Several of my friends as well as acquaintances in Riyadh had departed without their children in tow, returning to various locations around the globe. While the choice to leave appeared to be voluntary none of us knew the circumstances that had lead to their decision. Marriages that had fallen apart, abuse and the inability to legally remove youngsters from the country resulted in little ones who were left behind. Memories of dear friends separated from their toddlers as well as teenagers were still fresh in my mind and so the tiny window that gave a view from the walkway into our apartment had been spray painted and covered by a piece of printer paper. Although we had made it back home, the idea of losing my children kept anxiety out of control for years to come.
Summer faded into Fall and a routine that was oddly familiar took shape. The tiny townhouse had come together with furniture that had been procured from the Union Gospel mission as well as odds and ends from mom and dad’s wood house. An alarm buzzed and prodded until we climbed out of bed and readied ourselves for the first day of school. There were no more long trips with a driver and the past few years of homeschooling had been exchanged for a public school that could be seen from the upstairs apartment window. We were together and no one had been left behind in Saudi, making it seem as if somehow all would be well.

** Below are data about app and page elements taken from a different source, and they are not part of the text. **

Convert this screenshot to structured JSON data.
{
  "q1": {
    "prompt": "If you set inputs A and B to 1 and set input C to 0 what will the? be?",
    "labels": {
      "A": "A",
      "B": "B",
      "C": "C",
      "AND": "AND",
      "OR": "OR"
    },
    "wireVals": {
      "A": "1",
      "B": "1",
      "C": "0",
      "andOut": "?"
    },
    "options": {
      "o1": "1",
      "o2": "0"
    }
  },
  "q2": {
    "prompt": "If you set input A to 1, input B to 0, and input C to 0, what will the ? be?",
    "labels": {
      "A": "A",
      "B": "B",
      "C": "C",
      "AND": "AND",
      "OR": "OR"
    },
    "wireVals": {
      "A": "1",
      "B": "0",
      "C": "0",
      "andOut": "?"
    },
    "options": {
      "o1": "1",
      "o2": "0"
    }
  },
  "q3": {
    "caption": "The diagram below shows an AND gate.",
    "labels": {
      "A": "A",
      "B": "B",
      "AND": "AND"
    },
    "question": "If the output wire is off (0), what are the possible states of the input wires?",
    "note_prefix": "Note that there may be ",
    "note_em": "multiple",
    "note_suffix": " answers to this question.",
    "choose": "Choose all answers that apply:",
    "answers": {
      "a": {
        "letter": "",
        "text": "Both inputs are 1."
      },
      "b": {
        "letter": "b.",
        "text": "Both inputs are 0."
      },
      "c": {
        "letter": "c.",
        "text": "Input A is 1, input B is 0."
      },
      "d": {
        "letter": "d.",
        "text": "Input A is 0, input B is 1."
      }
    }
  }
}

Documents and papers were shuffled and stacked until everything was finally in order. A quick trip to the school meant walking out of the apartment door, into the parking lot and through a rickety wooden fence. Vaccination records were not available and birth certificates had taken weeks to arrive, being classified as a Birth abroad report from the consulate. I had met with the principal, teachers and office personnel but still felt that this was somehow wrong and I was at the center of upheaval and a leap into uncertainty. Mother reminded me that it was for the better good and school was part of a new freedom.